Tuesday, November 2, 2010

A Special Election Day Post

Before you shut me off, please understand that my political beliefs are driven by one mantra: The government should provide basic infrastructure, and other than that should allow me to take care of my own needs and give others the opportunity to do the same. I am an Ayn Rand Libertarian to the core.

I have many friends and family on either extreme and everywhere in between, and I only ask that people vote their values. Eschew party lines and research your candidates and what they stand for, and vote appropriately. When you only follow party politics, you are allowing people to make decisions for you that are completely out of touch with your family's needs. Also, never overlook your local government, right down to school board and county commissioners. These are the people that make decisions that affect your daily life. I will never understand people who only vote every 4 years.

So, besides taxes and the economy, here is the *radical* idea that I support in regards to one of the biggest hot button issues out there:

The government should not recognize marriage.

(Collective gasp, now gather yourselves and listen.) Marriage was never designed to be a legal contract, it was designed to be an expression of commitment between people in love, and at times their God. Where our country went wrong was recognizing this as a legal union and assigning tax benefits and other benefits just because people made a commitment to one another.

If we all had to enter our own taxes as our own person, imagine the possibilities. People who are in support of marriage between one male and one female ONLY could make sure that their church only accepted and performed marriages in those types of unions. Likewise, our gay and lesbian citizens would be free to marry one another and make the exact same lifelong commitment in their own religious organizations, and if you are okay with that, then I'm sure you wouldn't have a problem attending services there. Imagine if we all the freedom and liberty to marry who we want, and the GOVERNMENT DIDN'T HAVE A SAY IN THE MATTER AT ALL**.

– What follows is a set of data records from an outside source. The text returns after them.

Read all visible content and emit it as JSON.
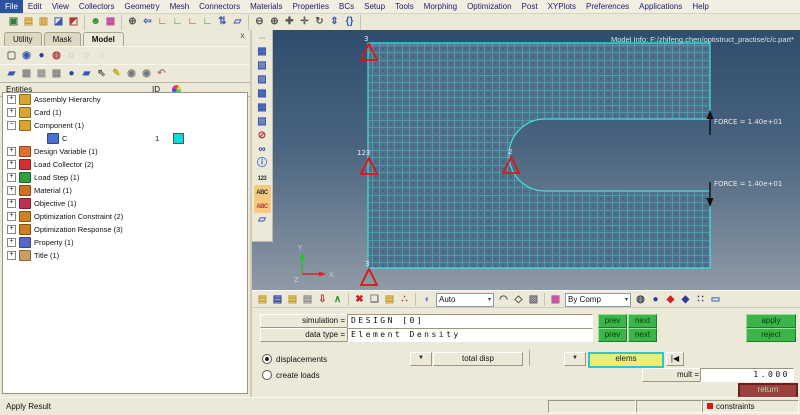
{
  "menu": {
    "items": [
      {
        "label": "File",
        "cls": "sel"
      },
      {
        "label": "Edit"
      },
      {
        "label": "View"
      },
      {
        "label": "Collectors"
      },
      {
        "label": "Geometry"
      },
      {
        "label": "Mesh"
      },
      {
        "label": "Connectors"
      },
      {
        "label": "Materials"
      },
      {
        "label": "Properties"
      },
      {
        "label": "BCs"
      },
      {
        "label": "Setup"
      },
      {
        "label": "Tools"
      },
      {
        "label": "Morphing"
      },
      {
        "label": "Optimization"
      },
      {
        "label": "Post"
      },
      {
        "label": "XYPlots"
      },
      {
        "label": "Preferences"
      },
      {
        "label": "Applications"
      },
      {
        "label": "Help"
      }
    ]
  },
  "top_toolbar": {
    "g1": [
      {
        "n": "new-session-icon",
        "g": "▣",
        "c": "#3a7a3a"
      },
      {
        "n": "open-model-icon",
        "g": "▤",
        "c": "#c89a28"
      },
      {
        "n": "save-model-icon",
        "g": "▥",
        "c": "#c89a28"
      },
      {
        "n": "import-icon",
        "g": "◪",
        "c": "#3a56b0"
      },
      {
        "n": "export-icon",
        "g": "◩",
        "c": "#b03a3a"
      }
    ],
    "g2": [
      {
        "n": "user-profile-icon",
        "g": "☻",
        "c": "#2f8f2f"
      },
      {
        "n": "color-palette-icon",
        "g": "▦",
        "c": "#c04a9a"
      }
    ],
    "g3": [
      {
        "n": "zoom-window-icon",
        "g": "⊕",
        "c": "#555555"
      },
      {
        "n": "previous-view-icon",
        "g": "⇦",
        "c": "#3a56b0"
      },
      {
        "n": "view-xy-front-icon",
        "g": "∟",
        "c": "#cc2b2b"
      },
      {
        "n": "view-xy-back-icon",
        "g": "∟",
        "c": "#2f8f2f"
      },
      {
        "n": "view-xz-icon",
        "g": "∟",
        "c": "#cc2b2b"
      },
      {
        "n": "view-yz-icon",
        "g": "∟",
        "c": "#2f8f2f"
      },
      {
        "n": "view-rotate-icon",
        "g": "⇅",
        "c": "#3a56b0"
      },
      {
        "n": "view-plane-icon",
        "g": "▱",
        "c": "#3a56b0"
      }
    ],
    "g4": [
      {
        "n": "zoom-out-icon",
        "g": "⊖",
        "c": "#555555"
      },
      {
        "n": "zoom-in-icon",
        "g": "⊕",
        "c": "#555555"
      },
      {
        "n": "center-view-icon",
        "g": "✚",
        "c": "#555555"
      },
      {
        "n": "pan-icon",
        "g": "✛",
        "c": "#555555"
      },
      {
        "n": "rotate-view-icon",
        "g": "↻",
        "c": "#555555"
      },
      {
        "n": "fit-view-icon",
        "g": "⇕",
        "c": "#3a56b0"
      },
      {
        "n": "brackets-icon",
        "g": "{}",
        "c": "#3a56b0"
      }
    ]
  },
  "left_panel": {
    "tabs": [
      {
        "label": "Utility"
      },
      {
        "label": "Mask"
      },
      {
        "label": "Model",
        "cls": "active"
      }
    ],
    "close_label": "x",
    "toolbar_row1": [
      {
        "n": "display-options-icon",
        "g": "▢",
        "c": "#666666"
      },
      {
        "n": "entity-links-icon",
        "g": "◉",
        "c": "#3a56b0"
      },
      {
        "n": "sphere-blue-icon",
        "g": "●",
        "c": "#2a3f9f"
      },
      {
        "n": "note-flag-icon",
        "g": "◍",
        "c": "#b03a3a"
      },
      {
        "n": "sphere-gray-icon",
        "g": "◌",
        "c": "#888888"
      },
      {
        "n": "sphere-ghost1-icon",
        "g": "◌",
        "c": "#aaaaaa"
      },
      {
        "n": "sphere-ghost2-icon",
        "g": "◌",
        "c": "#bbbbbb"
      }
    ],
    "toolbar_row2": [
      {
        "n": "component-view-icon",
        "g": "▰",
        "c": "#3a56b0"
      },
      {
        "n": "check-all-icon",
        "g": "▦",
        "c": "#888888"
      },
      {
        "n": "check-none-icon",
        "g": "▦",
        "c": "#999999"
      },
      {
        "n": "check-reverse-icon",
        "g": "▦",
        "c": "#888888"
      },
      {
        "n": "sphere-menu-icon",
        "g": "●",
        "c": "#2a3f9f"
      },
      {
        "n": "plate-menu-icon",
        "g": "▰",
        "c": "#3a56b0"
      },
      {
        "n": "pointer-icon",
        "g": "⇖",
        "c": "#555555"
      },
      {
        "n": "highlight-pen-icon",
        "g": "✎",
        "c": "#c8a428"
      },
      {
        "n": "eye-plusminus-icon",
        "g": "◉",
        "c": "#777777"
      },
      {
        "n": "eye-one-icon",
        "g": "◉",
        "c": "#777777"
      },
      {
        "n": "undo-icon",
        "g": "↶",
        "c": "#bb7777"
      }
    ],
    "header": {
      "entities": "Entities",
      "id": "ID"
    },
    "tree": [
      {
        "label": "Assembly Hierarchy",
        "exp": "+",
        "c": "#d8a530"
      },
      {
        "label": "Card (1)",
        "exp": "+",
        "c": "#d8a530"
      },
      {
        "label": "Component (1)",
        "exp": "−",
        "c": "#d8a530"
      },
      {
        "label": "C",
        "exp": "",
        "c": "#4a6fd4",
        "id": "1",
        "sw": "#00dede",
        "cls": "child"
      },
      {
        "label": "Design Variable (1)",
        "exp": "+",
        "c": "#e07030"
      },
      {
        "label": "Load Collector (2)",
        "exp": "+",
        "c": "#d03030"
      },
      {
        "label": "Load Step (1)",
        "exp": "+",
        "c": "#30a040"
      },
      {
        "label": "Material (1)",
        "exp": "+",
        "c": "#d07020"
      },
      {
        "label": "Objective (1)",
        "exp": "+",
        "c": "#c03050"
      },
      {
        "label": "Optimization Constraint (2)",
        "exp": "+",
        "c": "#d08020"
      },
      {
        "label": "Optimization Response (3)",
        "exp": "+",
        "c": "#d08020"
      },
      {
        "label": "Property (1)",
        "exp": "+",
        "c": "#5868c8"
      },
      {
        "label": "Title (1)",
        "exp": "+",
        "c": "#c8a060"
      }
    ]
  },
  "graphics": {
    "model_info": "Model Info: F:/zhifeng.chen/optistruct_practise/c/c.part*",
    "force_labels": [
      "FORCE = 1.40e+01",
      "FORCE = 1.40e+01"
    ],
    "constraint_labels": [
      "3",
      "123",
      "2",
      "3"
    ],
    "axis_labels": {
      "x": "X",
      "y": "Y",
      "z": "Z"
    },
    "mesh_color": "#3fe3e3",
    "constraint_color": "#e01414",
    "side_toolbar": [
      {
        "n": "toolbar-grip",
        "g": "····",
        "c": "#998f6a",
        "cl": "txt"
      },
      {
        "n": "mesh-shaded-icon",
        "g": "▦",
        "c": "#3a56b0"
      },
      {
        "n": "mesh-edges-icon",
        "g": "▧",
        "c": "#3a56b0"
      },
      {
        "n": "mesh-wire-icon",
        "g": "▨",
        "c": "#3a56b0"
      },
      {
        "n": "mesh-hidden-icon",
        "g": "▩",
        "c": "#3a56b0"
      },
      {
        "n": "mesh-transparent-icon",
        "g": "▦",
        "c": "#3a56b0"
      },
      {
        "n": "mesh-feature-icon",
        "g": "▧",
        "c": "#3a56b0"
      },
      {
        "n": "section-cut-icon",
        "g": "⊘",
        "c": "#b03a3a"
      },
      {
        "n": "find-icon",
        "g": "∞",
        "c": "#2a3f9f"
      },
      {
        "n": "info-icon",
        "g": "ⓘ",
        "c": "#2a5fd0"
      },
      {
        "n": "numbers-label-icon",
        "g": "123",
        "c": "#333333",
        "cl": "txt"
      },
      {
        "n": "element-label-icon",
        "g": "ABC",
        "c": "#333333",
        "b": "#f7c97c",
        "cl": "txt"
      },
      {
        "n": "load-label-icon",
        "g": "ABC",
        "c": "#b03a3a",
        "b": "#f7c97c",
        "cl": "txt"
      },
      {
        "n": "plate-icon",
        "g": "▱",
        "c": "#3a56b0"
      }
    ]
  },
  "bottom_toolbar": {
    "caret": "▾",
    "auto_label": "Auto",
    "bycomp_label": "By Comp",
    "g1": [
      {
        "n": "open-folder-icon",
        "g": "▤",
        "c": "#c89a28"
      },
      {
        "n": "open-session-icon",
        "g": "▤",
        "c": "#2a3f9f"
      },
      {
        "n": "open-card-icon",
        "g": "▤",
        "c": "#c89a28"
      },
      {
        "n": "open-gray-icon",
        "g": "▤",
        "c": "#888888"
      },
      {
        "n": "import-load-icon",
        "g": "⇩",
        "c": "#b03a3a"
      },
      {
        "n": "script-icon",
        "g": "∧",
        "c": "#2f8f2f"
      }
    ],
    "g2": [
      {
        "n": "delete-icon",
        "g": "✖",
        "c": "#cc2222"
      },
      {
        "n": "organize-icon",
        "g": "❏",
        "c": "#777777"
      },
      {
        "n": "card-editor-icon",
        "g": "▤",
        "c": "#c89a28"
      },
      {
        "n": "translate-icon",
        "g": "∴",
        "c": "#b03a3a"
      }
    ],
    "selector_icon": {
      "n": "selector-mode-icon",
      "g": "◖",
      "c": "#7a5fd0"
    },
    "g3": [
      {
        "n": "lasso-icon",
        "g": "◠",
        "c": "#555555"
      },
      {
        "n": "box-select-icon",
        "g": "◇",
        "c": "#555555"
      },
      {
        "n": "cube-icon",
        "g": "▧",
        "c": "#666677"
      }
    ],
    "bycomp_icon": {
      "n": "bycomp-color-icon",
      "g": "▦",
      "c": "#c04a9a"
    },
    "g5": [
      {
        "n": "wireframe-sphere-icon",
        "g": "◍",
        "c": "#444455"
      },
      {
        "n": "shaded-sphere-icon",
        "g": "●",
        "c": "#2a3f9f"
      },
      {
        "n": "element-red-icon",
        "g": "◆",
        "c": "#cc2222"
      },
      {
        "n": "element-blue-icon",
        "g": "◆",
        "c": "#2a3f9f"
      },
      {
        "n": "dots-icon",
        "g": "∷",
        "c": "#2a3f9f"
      },
      {
        "n": "screen-icon",
        "g": "▭",
        "c": "#2a5fd0"
      }
    ]
  },
  "panel": {
    "caret": "▼",
    "reset_glyph": "|◀",
    "simulation_label": "simulation =",
    "simulation_value": "DESIGN [0]",
    "datatype_label": "data type =",
    "datatype_value": "Element Density",
    "prev": "prev",
    "next": "next",
    "apply": "apply",
    "reject": "reject",
    "radio1": "displacements",
    "radio2": "create loads",
    "total_disp": "total disp",
    "elems": "elems",
    "mult_label": "mult =",
    "mult_value": "1.000",
    "return_label": "return"
  },
  "status_bar": {
    "message": "Apply Result",
    "constraints_label": "constraints"
  }
}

Why do we have to make it about getting special rights only allowed by the government to certain unions? Why should we even allow the government to decide who we can marry? Why do I get "special credit" for choosing to enter into a legal union with my husband? Before I met him, I always said that I didn't need a piece of paper to make a commitment to someone. What I meant then is on the opposite end of the scale of how I think now, but I still feel the same way: my marriage ceremony was a promise to my husband and my God that I would spend my life with one and only one person. Signing a marriage certificate didn't change that in any way. I don't even remember the marriage certificate now. I remember the service and making that commitment in front of all the people I love.

I know that this idea will never fly in our current government, because the Right wants to define marriage their way, and the Left wants to make sure everyone can get special insurance, but I encourage everyone to think about the possibility of a country with true liberty and what we can do when the government isn't busy protecting us from ourselves.

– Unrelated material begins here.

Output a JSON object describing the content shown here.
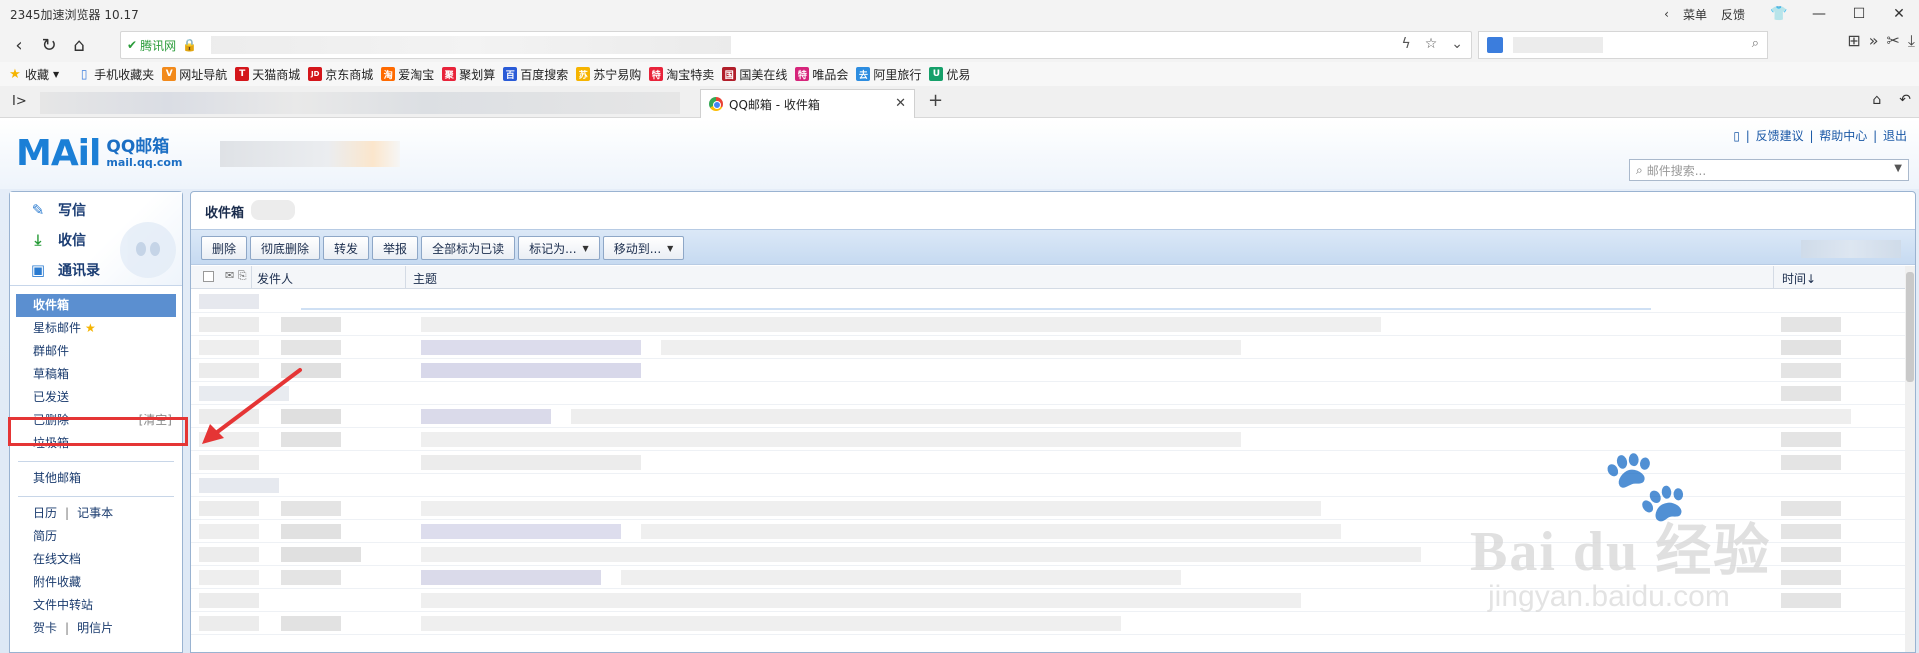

**Also, there would never be another child referred to as a Bastard.**


  1. Well said! I'm looking forward to reading more. I love your point that God never intended it to be a contract, but rather a commitment.

  2. I think you make a very valid point (that I like!). But what happens to people who decide to break their commitments to one another? Who decides who gets the kids, house, etc? How would that work into this plan?

  3. D...it's never a perfect plan, is it? Ideally, as a Libertarian, I would hope that people could act as civilized adults. However, we all know that's not happening!

    In cases where children are born into a family, there would have to be some sort of litigation between parties and a mediator. As with any radical plan, it requires an overhaul of everything that makes sense to us now, but sometimes that is what is needed for compromise.

  4. Interesting. I have to chew on this before I agree or disagree. However this is a view I haven't heard before and it got me thinking! Thanks for sharing.